### Required work
Every record must appear in the answer exactly as it stands.

### Given data
┄┄┄┄┄┄

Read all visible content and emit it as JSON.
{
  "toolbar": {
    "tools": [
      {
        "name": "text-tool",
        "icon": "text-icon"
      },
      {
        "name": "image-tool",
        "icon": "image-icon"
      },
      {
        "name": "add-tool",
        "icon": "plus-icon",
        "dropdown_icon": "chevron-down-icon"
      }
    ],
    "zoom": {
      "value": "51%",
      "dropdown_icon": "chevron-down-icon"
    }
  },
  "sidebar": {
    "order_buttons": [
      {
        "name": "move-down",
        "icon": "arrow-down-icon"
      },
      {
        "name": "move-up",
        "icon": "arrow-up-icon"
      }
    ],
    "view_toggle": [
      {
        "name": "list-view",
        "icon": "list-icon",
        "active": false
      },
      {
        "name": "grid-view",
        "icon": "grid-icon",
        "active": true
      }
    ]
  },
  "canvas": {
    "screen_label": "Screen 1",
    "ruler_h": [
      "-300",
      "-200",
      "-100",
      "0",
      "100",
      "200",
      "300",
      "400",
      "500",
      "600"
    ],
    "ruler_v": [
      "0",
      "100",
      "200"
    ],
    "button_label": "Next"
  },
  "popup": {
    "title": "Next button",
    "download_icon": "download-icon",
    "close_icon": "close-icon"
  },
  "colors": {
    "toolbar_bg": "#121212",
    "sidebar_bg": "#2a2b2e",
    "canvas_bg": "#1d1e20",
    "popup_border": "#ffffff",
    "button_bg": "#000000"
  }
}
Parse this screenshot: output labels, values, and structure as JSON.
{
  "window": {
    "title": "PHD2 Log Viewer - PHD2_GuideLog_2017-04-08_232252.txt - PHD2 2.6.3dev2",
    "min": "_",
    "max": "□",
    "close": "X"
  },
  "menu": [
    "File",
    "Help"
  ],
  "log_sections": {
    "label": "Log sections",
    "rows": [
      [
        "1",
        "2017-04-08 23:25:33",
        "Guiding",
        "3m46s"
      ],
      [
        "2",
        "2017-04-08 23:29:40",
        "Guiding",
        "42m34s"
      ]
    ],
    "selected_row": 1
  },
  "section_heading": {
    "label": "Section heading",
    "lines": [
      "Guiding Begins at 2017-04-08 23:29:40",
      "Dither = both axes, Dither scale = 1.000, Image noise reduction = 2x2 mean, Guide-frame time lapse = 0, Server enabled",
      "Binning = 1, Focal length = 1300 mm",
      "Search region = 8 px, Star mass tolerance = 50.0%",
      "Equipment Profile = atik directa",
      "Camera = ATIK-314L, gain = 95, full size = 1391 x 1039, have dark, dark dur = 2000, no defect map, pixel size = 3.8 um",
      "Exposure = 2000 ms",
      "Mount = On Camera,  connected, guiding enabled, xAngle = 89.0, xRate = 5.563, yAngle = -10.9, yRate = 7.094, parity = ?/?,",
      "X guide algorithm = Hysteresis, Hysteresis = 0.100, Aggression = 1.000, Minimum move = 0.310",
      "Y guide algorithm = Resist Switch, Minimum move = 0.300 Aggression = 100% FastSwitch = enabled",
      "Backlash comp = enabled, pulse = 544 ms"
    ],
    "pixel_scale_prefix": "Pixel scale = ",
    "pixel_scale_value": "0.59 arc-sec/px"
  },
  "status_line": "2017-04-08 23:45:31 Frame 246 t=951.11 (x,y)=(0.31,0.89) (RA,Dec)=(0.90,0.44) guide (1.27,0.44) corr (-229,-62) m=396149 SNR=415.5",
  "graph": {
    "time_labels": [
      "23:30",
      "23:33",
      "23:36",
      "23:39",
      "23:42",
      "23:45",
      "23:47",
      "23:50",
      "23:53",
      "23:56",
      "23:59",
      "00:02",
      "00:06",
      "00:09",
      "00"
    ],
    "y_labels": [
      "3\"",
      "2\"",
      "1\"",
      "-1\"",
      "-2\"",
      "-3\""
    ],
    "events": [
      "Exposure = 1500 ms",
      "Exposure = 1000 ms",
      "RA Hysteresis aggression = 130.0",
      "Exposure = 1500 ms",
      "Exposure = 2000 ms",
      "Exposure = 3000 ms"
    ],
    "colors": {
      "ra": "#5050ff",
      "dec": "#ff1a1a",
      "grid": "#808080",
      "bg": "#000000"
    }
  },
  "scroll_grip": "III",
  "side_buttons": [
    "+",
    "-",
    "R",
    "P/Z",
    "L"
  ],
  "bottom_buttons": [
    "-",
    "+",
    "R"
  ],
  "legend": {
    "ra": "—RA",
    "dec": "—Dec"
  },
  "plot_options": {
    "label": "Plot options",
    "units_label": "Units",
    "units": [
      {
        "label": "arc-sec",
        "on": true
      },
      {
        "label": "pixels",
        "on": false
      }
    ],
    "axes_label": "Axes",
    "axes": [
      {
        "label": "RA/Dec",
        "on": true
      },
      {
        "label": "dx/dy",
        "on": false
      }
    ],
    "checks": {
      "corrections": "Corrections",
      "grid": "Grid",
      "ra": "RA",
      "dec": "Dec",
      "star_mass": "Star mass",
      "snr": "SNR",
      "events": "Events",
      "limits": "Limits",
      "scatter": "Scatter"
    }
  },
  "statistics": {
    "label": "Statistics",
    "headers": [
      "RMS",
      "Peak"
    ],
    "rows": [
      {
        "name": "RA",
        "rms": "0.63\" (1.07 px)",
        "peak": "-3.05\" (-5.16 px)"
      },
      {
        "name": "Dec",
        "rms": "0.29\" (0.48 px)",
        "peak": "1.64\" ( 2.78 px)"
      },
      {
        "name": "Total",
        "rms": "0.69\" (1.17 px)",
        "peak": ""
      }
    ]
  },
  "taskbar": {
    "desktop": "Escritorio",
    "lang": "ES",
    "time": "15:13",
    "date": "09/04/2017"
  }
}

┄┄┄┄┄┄

### Your solution
Read all visible content and emit it as JSON.
{
  "toolbar": {
    "tools": [
      {
        "name": "text-tool",
        "icon": "text-icon"
      },
      {
        "name": "image-tool",
        "icon": "image-icon"
      },
      {
        "name": "add-tool",
        "icon": "plus-icon",
        "dropdown_icon": "chevron-down-icon"
      }
    ],
    "zoom": {
      "value": "51%",
      "dropdown_icon": "chevron-down-icon"
    }
  },
  "sidebar": {
    "order_buttons": [
      {
        "name": "move-down",
        "icon": "arrow-down-icon"
      },
      {
        "name": "move-up",
        "icon": "arrow-up-icon"
      }
    ],
    "view_toggle": [
      {
        "name": "list-view",
        "icon": "list-icon",
        "active": false
      },
      {
        "name": "grid-view",
        "icon": "grid-icon",
        "active": true
      }
    ]
  },
  "canvas": {
    "screen_label": "Screen 1",
    "ruler_h": [
      "-300",
      "-200",
      "-100",
      "0",
      "100",
      "200",
      "300",
      "400",
      "500",
      "600"
    ],
    "ruler_v": [
      "0",
      "100",
      "200"
    ],
    "button_label": "Next"
  },
  "popup": {
    "title": "Next button",
    "download_icon": "download-icon",
    "close_icon": "close-icon"
  },
  "colors": {
    "toolbar_bg": "#121212",
    "sidebar_bg": "#2a2b2e",
    "canvas_bg": "#1d1e20",
    "popup_border": "#ffffff",
    "button_bg": "#000000"
  }
}
Parse this screenshot: output labels, values, and structure as JSON.
{
  "window": {
    "title": "PHD2 Log Viewer - PHD2_GuideLog_2017-04-08_232252.txt - PHD2 2.6.3dev2",
    "min": "_",
    "max": "□",
    "close": "X"
  },
  "menu": [
    "File",
    "Help"
  ],
  "log_sections": {
    "label": "Log sections",
    "rows": [
      [
        "1",
        "2017-04-08 23:25:33",
        "Guiding",
        "3m46s"
      ],
      [
        "2",
        "2017-04-08 23:29:40",
        "Guiding",
        "42m34s"
      ]
    ],
    "selected_row": 1
  },
  "section_heading": {
    "label": "Section heading",
    "lines": [
      "Guiding Begins at 2017-04-08 23:29:40",
      "Dither = both axes, Dither scale = 1.000, Image noise reduction = 2x2 mean, Guide-frame time lapse = 0, Server enabled",
      "Binning = 1, Focal length = 1300 mm",
      "Search region = 8 px, Star mass tolerance = 50.0%",
      "Equipment Profile = atik directa",
      "Camera = ATIK-314L, gain = 95, full size = 1391 x 1039, have dark, dark dur = 2000, no defect map, pixel size = 3.8 um",
      "Exposure = 2000 ms",
      "Mount = On Camera,  connected, guiding enabled, xAngle = 89.0, xRate = 5.563, yAngle = -10.9, yRate = 7.094, parity = ?/?,",
      "X guide algorithm = Hysteresis, Hysteresis = 0.100, Aggression = 1.000, Minimum move = 0.310",
      "Y guide algorithm = Resist Switch, Minimum move = 0.300 Aggression = 100% FastSwitch = enabled",
      "Backlash comp = enabled, pulse = 544 ms"
    ],
    "pixel_scale_prefix": "Pixel scale = ",
    "pixel_scale_value": "0.59 arc-sec/px"
  },
  "status_line": "2017-04-08 23:45:31 Frame 246 t=951.11 (x,y)=(0.31,0.89) (RA,Dec)=(0.90,0.44) guide (1.27,0.44) corr (-229,-62) m=396149 SNR=415.5",
  "graph": {
    "time_labels": [
      "23:30",
      "23:33",
      "23:36",
      "23:39",
      "23:42",
      "23:45",
      "23:47",
      "23:50",
      "23:53",
      "23:56",
      "23:59",
      "00:02",
      "00:06",
      "00:09",
      "00"
    ],
    "y_labels": [
      "3\"",
      "2\"",
      "1\"",
      "-1\"",
      "-2\"",
      "-3\""
    ],
    "events": [
      "Exposure = 1500 ms",
      "Exposure = 1000 ms",
      "RA Hysteresis aggression = 130.0",
      "Exposure = 1500 ms",
      "Exposure = 2000 ms",
      "Exposure = 3000 ms"
    ],
    "colors": {
      "ra": "#5050ff",
      "dec": "#ff1a1a",
      "grid": "#808080",
      "bg": "#000000"
    }
  },
  "scroll_grip": "III",
  "side_buttons": [
    "+",
    "-",
    "R",
    "P/Z",
    "L"
  ],
  "bottom_buttons": [
    "-",
    "+",
    "R"
  ],
  "legend": {
    "ra": "—RA",
    "dec": "—Dec"
  },
  "plot_options": {
    "label": "Plot options",
    "units_label": "Units",
    "units": [
      {
        "label": "arc-sec",
        "on": true
      },
      {
        "label": "pixels",
        "on": false
      }
    ],
    "axes_label": "Axes",
    "axes": [
      {
        "label": "RA/Dec",
        "on": true
      },
      {
        "label": "dx/dy",
        "on": false
      }
    ],
    "checks": {
      "corrections": "Corrections",
      "grid": "Grid",
      "ra": "RA",
      "dec": "Dec",
      "star_mass": "Star mass",
      "snr": "SNR",
      "events": "Events",
      "limits": "Limits",
      "scatter": "Scatter"
    }
  },
  "statistics": {
    "label": "Statistics",
    "headers": [
      "RMS",
      "Peak"
    ],
    "rows": [
      {
        "name": "RA",
        "rms": "0.63\" (1.07 px)",
        "peak": "-3.05\" (-5.16 px)"
      },
      {
        "name": "Dec",
        "rms": "0.29\" (0.48 px)",
        "peak": "1.64\" ( 2.78 px)"
      },
      {
        "name": "Total",
        "rms": "0.69\" (1.17 px)",
        "peak": ""
      }
    ]
  },
  "taskbar": {
    "desktop": "Escritorio",
    "lang": "ES",
    "time": "15:13",
    "date": "09/04/2017"
  }
}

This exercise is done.